    It was becoming both in John and in Jesus that our Lord should be baptized of him. This assurance satisfied the Baptist so far that, still under protest, “he suffered him.Baptism was becoming even in our Lord, who needed no personal purification; for he was the Head over all things to his Church, and it was becoming that he should be as the members should be.

    Baptism beautifully sets forth our Lord’s immersion in suffering, his burial, and his resurrection. Thus typically, it fulfills “all righteousness. ” The ordinance is most full of meaning when rightly observed; and it is to be most reverently regarded, since our Lord himself submitted to it. Shall I refuse to follow my Lord? Shall I think that there is nothing in an ordinance of which he said, “Thus it becometh us to fulfill all righteousness?

    16, 17. And Jesus, when he was baptized went up straightway out of the water: and, lo, the heavens were opened unto him, and he saw the Spirit of God descending like a dove, and lighting upon him: and lo a voice from I heaven, saying, This is my beloved Son, in whom I am well pleased.

    Our Lord went down into the water, for “he went up out of the water. ” He did not tarry, in he had fulfilled the river; but when one duty he straightway went on his way to carry out another. In Baptism, our Lord was openly attested and sealed as the “beloved Son , both by the Word of God, and the Spirit of God. What more witness is needed? It is often so with his people: their sonship is made clear during an act of obedience, and the Word and the Spirit bear witness with their consciences.

    Our Lord Jesus had now to enter on his public life-work, and he did so in the best manner. The world was opening before him, “and the heavens were opened unto him. ” As his need appeared, his source of supply was set open before him. On him also the divine anointing descended. Like a swift-winged, pure, and quiet dove, “the Spirit of God ” came, and found a resting-place in him. When he had been immersed into the element of water, he was immediately surrounded by the divine element of the Spirit.

    Then, also, was his ear charmed with the Father’s audible acknowledgment of him, and with the expression of that good pleasure which the Lord God had always felt in him. It was a glorious moment. Our King was now proclaimed and anointed. Would not his next step be to take the Kingdom?

    We shall see.

    Our Lord and King is now fully before us. He has been preceded, predicted, and pointed out by John the Baptist; he has been dedicated to his work in baptism; he has been anointed by the Spirit, and confessed by the Father; and therefore he has fairly entered upon his royal work. May none of us in the service of the Lord run before our time, or go forward without a sense of the Father’s approval, and without that spiritual unction which is from above!

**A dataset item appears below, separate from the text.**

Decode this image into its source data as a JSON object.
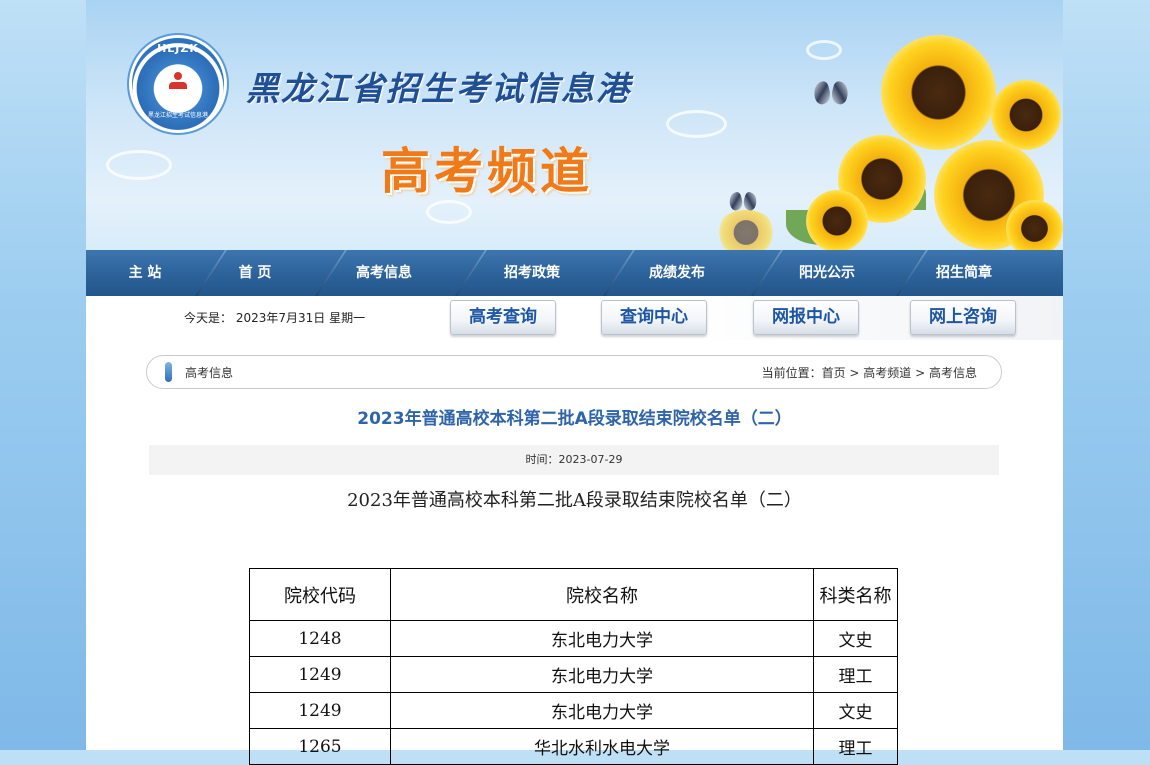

    O my Lord, let me be anointed and approved in my measure, even as thou wast in shine. In order to this, I would behold shine anointing of the Spirit with the full belief that I am anointed in thee, as the body receives unction in the anointing of the Head.


    God Rules.NET
    Search 80+ volumes of books at one time. Nave's Topical Bible Search Engine. Easton's Bible Dictionary Search Engine. Systematic Theology Search Engine.